“You’re only as good as the people you dress,” said Halston, who clothed Jackie O, Liza Minelli, Elizabeth Taylor, Lauren Bacall and Gene Tierney. Swathed in controversy, honoured many times in his career, the designer is currently receiving the most golden honour of all - his own Netflix docudrama. But how much of what we are seeing on TV is true and is the halterneck back? Here is the low-down.
Roy Halston Frowick has been lauded as “America’s greatest fashion designer”, an accolade he would surely never have achieved had he named his label Roy. He started out making hats (his first notable fan was Jackie Kennedy) before moving into ready to wear, couture, perfume and, in 1972, a collaboration with JC Penney which would eventually prove the label’s downfall, and see him lose the rights to his own name. Charismatic and kind yet also cruel and standoffish, Halston died in 1990, aged 57. In the Netflix drama, he is played by Ewan McGregor - quite convincingly, once you stop expecting Francis Begbie to burst into the room and glass everyone. McGregor’s performance is cleverly understated, and draws out the designer’s loyalties and sensitivities as much as his predilections for rent boys and cocaine.
The Other Man
Which brings us to Victor Hugo, the Venezuelan rent boy that Netflix depicts as Halston’s one true love. In RL, they were in a relationship for 12 years, his fictitious name apparently a pun on his “Huge O” physical endowment. True enough, Victor doesn’t stop banging on about his big dick, an appendage from which he extrapolates a vast degree of entitlement. These days, Victor’s manipulative behaviour would be called out as coercively controlling, but this was the seventies, so it wasn’t. Instead, he lorded it up all over town in tight pants, bullying Halston’s staff and demanding recognition as Halston’s partner. Every successful fashion designer has a clingy fuckbuddy of dubious intent, and Netflix’s depiction of Halston’s is spot on.
Actually, Halston had two muses: the languorous Italian model Elsa Peretti, who had been with him since the days he couldn’t even afford a lightbulb for his studio, and Liza Minelli, for whose 1974 wedding to Jack Haley, he famously made a daffodil yellow trouser suit. Netflix depicts the two women as friends, which is nice, and avoids the cliched trope of bitchy fashion mavens. But there was another formidable woman in Halston’s life: Eleanor Lambert, the legendary fashion publicist who was to PR what Anna Wintour is to editorial. It was Lambert who not only catapulted Halston onto a global stage, but American fashion: the Met Ball wouldn’t exist without her, nor would New York Fashion Week. Filthy mouthed and tenacious, it’s about time Lambert’s standing was recognised on screen.

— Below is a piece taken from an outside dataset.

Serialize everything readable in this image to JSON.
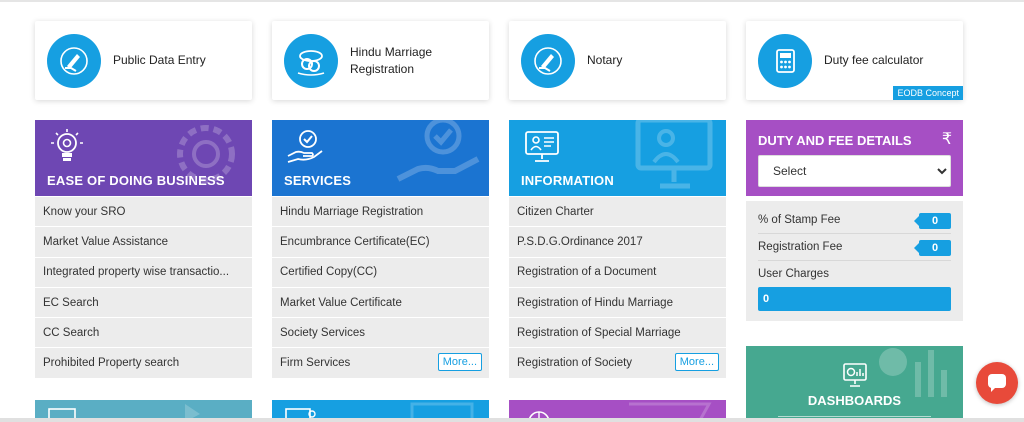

We’ve all heard of Studio 54, club of clubs, favourite of Truman Capote, Andy Warhol, Angelica Huston, Calvin Klein and Bianca Jagger, who you may have heard once rode in on a white horse. Halston was always there, surrounded by “Halstonettes”, rent boys and bowls of cocaine, looking so haughty in his dark glasses that even Warhol was allegedly intimidated. Which is all very cool, so why does Netflix’s version of Studio 54 look like the Romford outpost of Cinderella Rockerfella’s circa 1985? The show’s executive producer, Ryan Murphy (Glee, Pose, Hollywood) is a stickler for detail, and has form in creating lavish bacchanalian scenes. Maybe the myth of Studio 54 is so powerful at this point in history that not even Netflix’s legendary budgets were enough to capture its hedonism.
“It’s sexy, it’s comfort, it’s freedom,” breathes Halston or one of his acolytes, for the script is nothing if not an enabler of a rousing armchair game of Fashion Bingo. Every cliche in the fashion lexicon is here, camped up for our delectation. After his hats, Halston’s first big hit was a machine-washable button-through dress in a fabric he named Ultrasuede, which debuted in 1972 at $185. The dress was somewhat prosaic, but the fabric became legendary, and MacGregor utters “it’s ultrasuede” with comedic effect. Halston’s most well-known design was probably the halterneck gown, which ruled the dancefloor at Studio 54 and was later revived by the Hollywood stylist Rachel Zoe, who served as creative consultant to Halston after it was bought by Harvey Weinstein in 2007. But enough said about that: suffice to say that Netflix captures the sex appeal of Halston’s clothes, as well as the tensions inherent in creating them.